### Listed entries
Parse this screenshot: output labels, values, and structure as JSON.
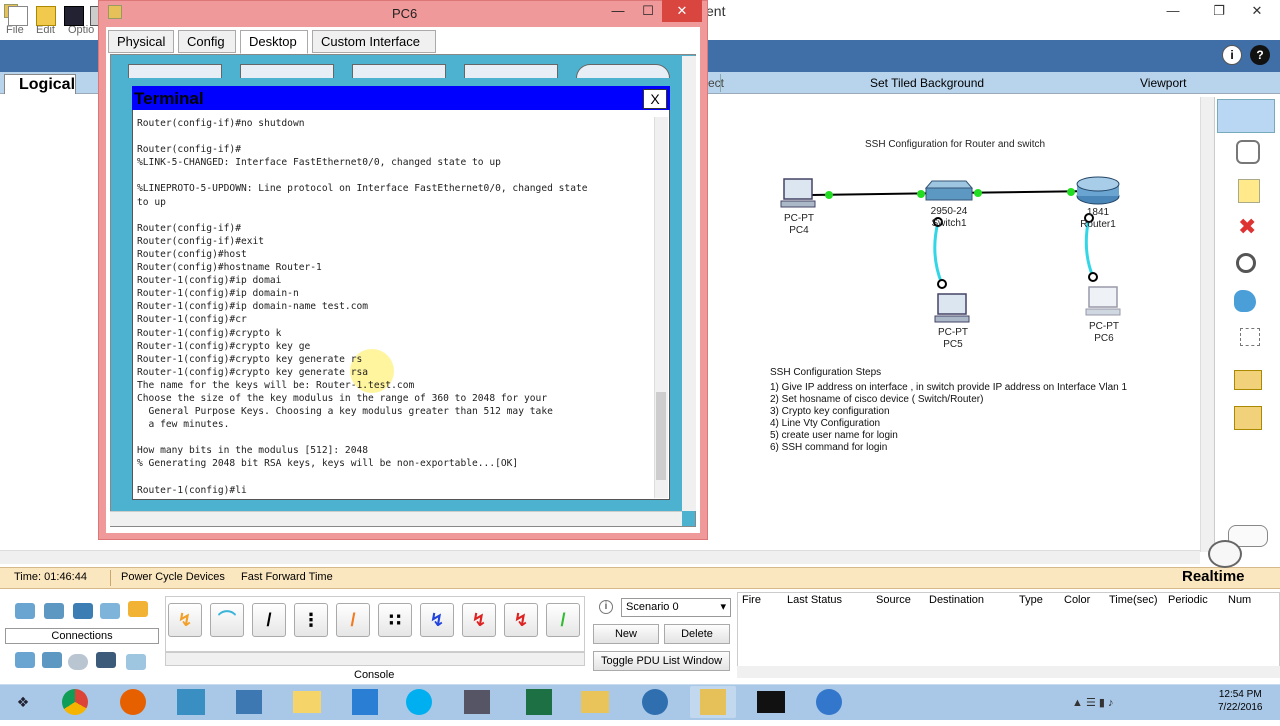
{
  "app": {
    "title_fragment": "ent",
    "menu": [
      "File",
      "Edit",
      "Optio"
    ],
    "subbar": {
      "left_fragment": "ect",
      "tiled_background": "Set Tiled Background",
      "viewport": "Viewport"
    },
    "logical_tab": "Logical"
  },
  "pc6": {
    "title": "PC6",
    "tabs": [
      {
        "label": "Physical"
      },
      {
        "label": "Config"
      },
      {
        "label": "Desktop"
      },
      {
        "label": "Custom Interface"
      }
    ],
    "terminal": {
      "title": "Terminal",
      "close": "X",
      "lines": [
        "Router(config-if)#no shutdown",
        "",
        "Router(config-if)#",
        "%LINK-5-CHANGED: Interface FastEthernet0/0, changed state to up",
        "",
        "%LINEPROTO-5-UPDOWN: Line protocol on Interface FastEthernet0/0, changed state",
        "to up",
        "",
        "Router(config-if)#",
        "Router(config-if)#exit",
        "Router(config)#host",
        "Router(config)#hostname Router-1",
        "Router-1(config)#ip domai",
        "Router-1(config)#ip domain-n",
        "Router-1(config)#ip domain-name test.com",
        "Router-1(config)#cr",
        "Router-1(config)#crypto k",
        "Router-1(config)#crypto key ge",
        "Router-1(config)#crypto key generate rs",
        "Router-1(config)#crypto key generate rsa",
        "The name for the keys will be: Router-1.test.com",
        "Choose the size of the key modulus in the range of 360 to 2048 for your",
        "  General Purpose Keys. Choosing a key modulus greater than 512 may take",
        "  a few minutes.",
        "",
        "How many bits in the modulus [512]: 2048",
        "% Generating 2048 bit RSA keys, keys will be non-exportable...[OK]",
        "",
        "Router-1(config)#li"
      ]
    }
  },
  "topology": {
    "title": "SSH Configuration for Router and switch",
    "devices": {
      "pc4": {
        "type": "PC-PT",
        "name": "PC4"
      },
      "switch1": {
        "type": "2950-24",
        "name": "Switch1"
      },
      "router1": {
        "type": "1841",
        "name": "Router1"
      },
      "pc5": {
        "type": "PC-PT",
        "name": "PC5"
      },
      "pc6": {
        "type": "PC-PT",
        "name": "PC6"
      }
    },
    "steps_title": "SSH Configuration Steps",
    "steps": [
      "1) Give IP address on interface , in switch provide IP address on Interface Vlan 1",
      "2) Set hosname of cisco device ( Switch/Router)",
      "3) Crypto key configuration",
      "4) Line Vty Configuration",
      "5) create user name for login",
      "6) SSH command for login"
    ]
  },
  "status_bar": {
    "time": "Time: 01:46:44",
    "power_cycle": "Power Cycle Devices",
    "fast_forward": "Fast Forward Time",
    "mode": "Realtime"
  },
  "bottom": {
    "connections": "Connections",
    "console": "Console",
    "scenario": "Scenario 0",
    "new": "New",
    "delete": "Delete",
    "toggle_pdu": "Toggle PDU List Window",
    "pdu_columns": [
      "Fire",
      "Last Status",
      "Source",
      "Destination",
      "Type",
      "Color",
      "Time(sec)",
      "Periodic",
      "Num"
    ]
  },
  "taskbar": {
    "time": "12:54 PM",
    "date": "7/22/2016"
  },
  "colors": {
    "toolbar": "#3f6fa6",
    "terminal_title": "#0000ff",
    "pc6_frame": "#f0999a",
    "desktop_bg": "#4db2d0",
    "link_up": "#22dd22",
    "console_cable": "#33d6e6"
  }
}
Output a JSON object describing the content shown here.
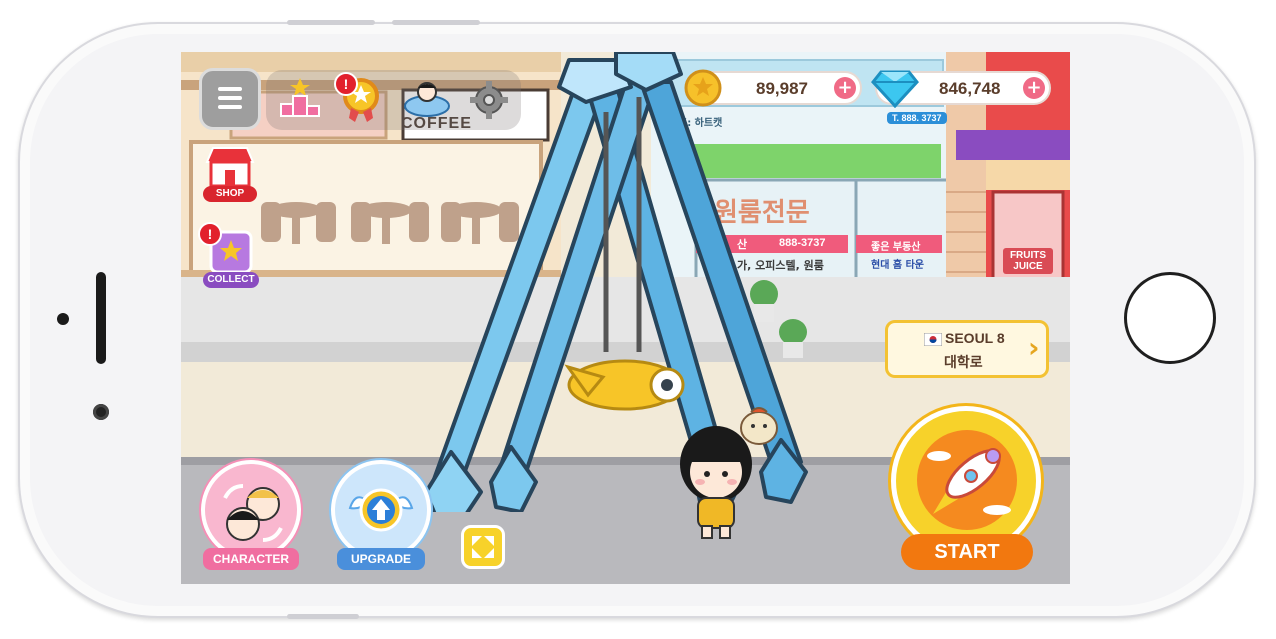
{
  "hud": {
    "coins": "89,987",
    "gems": "846,748",
    "plus_symbol": "+"
  },
  "left_menu": {
    "shop_label": "SHOP",
    "collect_label": "COLLECT",
    "alert_mark": "!"
  },
  "bottom_buttons": {
    "character_label": "CHARACTER",
    "upgrade_label": "UPGRADE",
    "start_label": "START"
  },
  "location": {
    "city": "SEOUL 8",
    "district": "대학로",
    "chevron": "›"
  },
  "background_signs": {
    "cafe_sign": "COFFEE",
    "store_headline": "원룸전문",
    "store_phone": "888-3737",
    "store_sub": "가, 오피스텔, 원룸",
    "realty_name": "좋은 부동산",
    "realty_sub": "현대 홈 타운",
    "phone_top": "T. 888. 3737",
    "heart_label": "표: 하트캣",
    "juice_sign_line1": "FRUITS",
    "juice_sign_line2": "JUICE",
    "store_left_cut": "산"
  },
  "colors": {
    "coin_gold": "#f6c12a",
    "gem_blue": "#3cc7f0",
    "character_pink": "#f48fb6",
    "upgrade_blue": "#5aa6e8",
    "start_orange": "#f58a1f"
  }
}
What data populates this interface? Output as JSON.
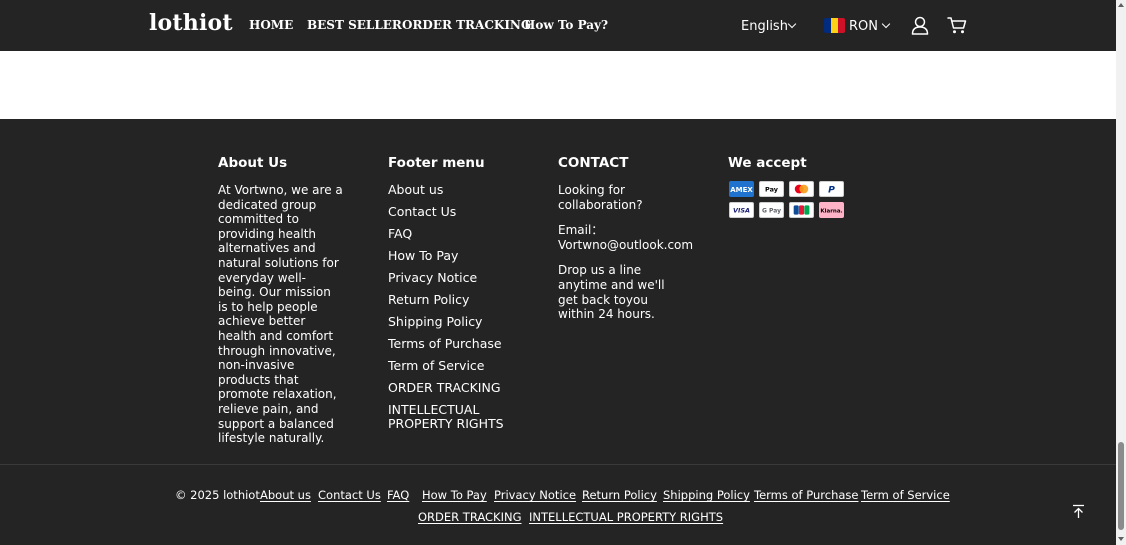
{
  "header": {
    "logo": "lothiot",
    "nav": [
      "HOME",
      "BEST SELLER",
      "ORDER TRACKING",
      "How To Pay?"
    ],
    "language": "English",
    "currency": "RON",
    "flag_colors": [
      "#002B7F",
      "#FCD116",
      "#CE1126"
    ],
    "icons": [
      "account-icon",
      "cart-icon"
    ]
  },
  "footer": {
    "about": {
      "title": "About Us",
      "text": "At Vortwno, we are a dedicated group committed to providing health alternatives and natural solutions for everyday well-being. Our mission is to help people achieve better health and comfort through innovative, non-invasive products that promote relaxation, relieve pain, and support a balanced lifestyle naturally."
    },
    "menu": {
      "title": "Footer menu",
      "items": [
        "About us",
        "Contact Us",
        "FAQ",
        "How To Pay",
        "Privacy Notice",
        "Return Policy",
        "Shipping Policy",
        "Terms of Purchase",
        "Term of Service",
        "ORDER TRACKING",
        "INTELLECTUAL PROPERTY RIGHTS"
      ]
    },
    "contact": {
      "title": "CONTACT",
      "lines": [
        "Looking for collaboration?",
        "Email： Vortwno@outlook.com",
        "Drop us a line anytime and we'll get back toyou within 24 hours."
      ]
    },
    "payments": {
      "title": "We accept",
      "methods": [
        "American Express",
        "Apple Pay",
        "Mastercard",
        "PayPal",
        "VISA",
        "G Pay",
        "JCB",
        "Klarna."
      ]
    },
    "bottom": {
      "copyright": "© 2025 lothiot",
      "links_row1": [
        "About us",
        "Contact Us",
        "FAQ",
        "How To Pay",
        "Privacy Notice",
        "Return Policy",
        "Shipping Policy",
        "Terms of Purchase",
        "Term of Service"
      ],
      "links_row2": [
        "ORDER TRACKING",
        "INTELLECTUAL PROPERTY RIGHTS"
      ]
    },
    "colors": {
      "background": "#242424",
      "text": "#ffffff"
    }
  }
}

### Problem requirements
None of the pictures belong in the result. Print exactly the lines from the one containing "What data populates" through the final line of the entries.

### Answer to this task
What data populates this interface? Output as JSON.
{
  "header": {
    "logo": "lothiot",
    "nav": [
      "HOME",
      "BEST SELLER",
      "ORDER TRACKING",
      "How To Pay?"
    ],
    "language": "English",
    "currency": "RON",
    "flag_colors": [
      "#002B7F",
      "#FCD116",
      "#CE1126"
    ],
    "icons": [
      "account-icon",
      "cart-icon"
    ]
  },
  "footer": {
    "about": {
      "title": "About Us",
      "text": "At Vortwno, we are a dedicated group committed to providing health alternatives and natural solutions for everyday well-being. Our mission is to help people achieve better health and comfort through innovative, non-invasive products that promote relaxation, relieve pain, and support a balanced lifestyle naturally."
    },
    "menu": {
      "title": "Footer menu",
      "items": [
        "About us",
        "Contact Us",
        "FAQ",
        "How To Pay",
        "Privacy Notice",
        "Return Policy",
        "Shipping Policy",
        "Terms of Purchase",
        "Term of Service",
        "ORDER TRACKING",
        "INTELLECTUAL PROPERTY RIGHTS"
      ]
    },
    "contact": {
      "title": "CONTACT",
      "lines": [
        "Looking for collaboration?",
        "Email： Vortwno@outlook.com",
        "Drop us a line anytime and we'll get back toyou within 24 hours."
      ]
    },
    "payments": {
      "title": "We accept",
      "methods": [
        "American Express",
        "Apple Pay",
        "Mastercard",
        "PayPal",
        "VISA",
        "G Pay",
        "JCB",
        "Klarna."
      ]
    },
    "bottom": {
      "copyright": "© 2025 lothiot",
      "links_row1": [
        "About us",
        "Contact Us",
        "FAQ",
        "How To Pay",
        "Privacy Notice",
        "Return Policy",
        "Shipping Policy",
        "Terms of Purchase",
        "Term of Service"
      ],
      "links_row2": [
        "ORDER TRACKING",
        "INTELLECTUAL PROPERTY RIGHTS"
      ]
    },
    "colors": {
      "background": "#242424",
      "text": "#ffffff"
    }
  }
}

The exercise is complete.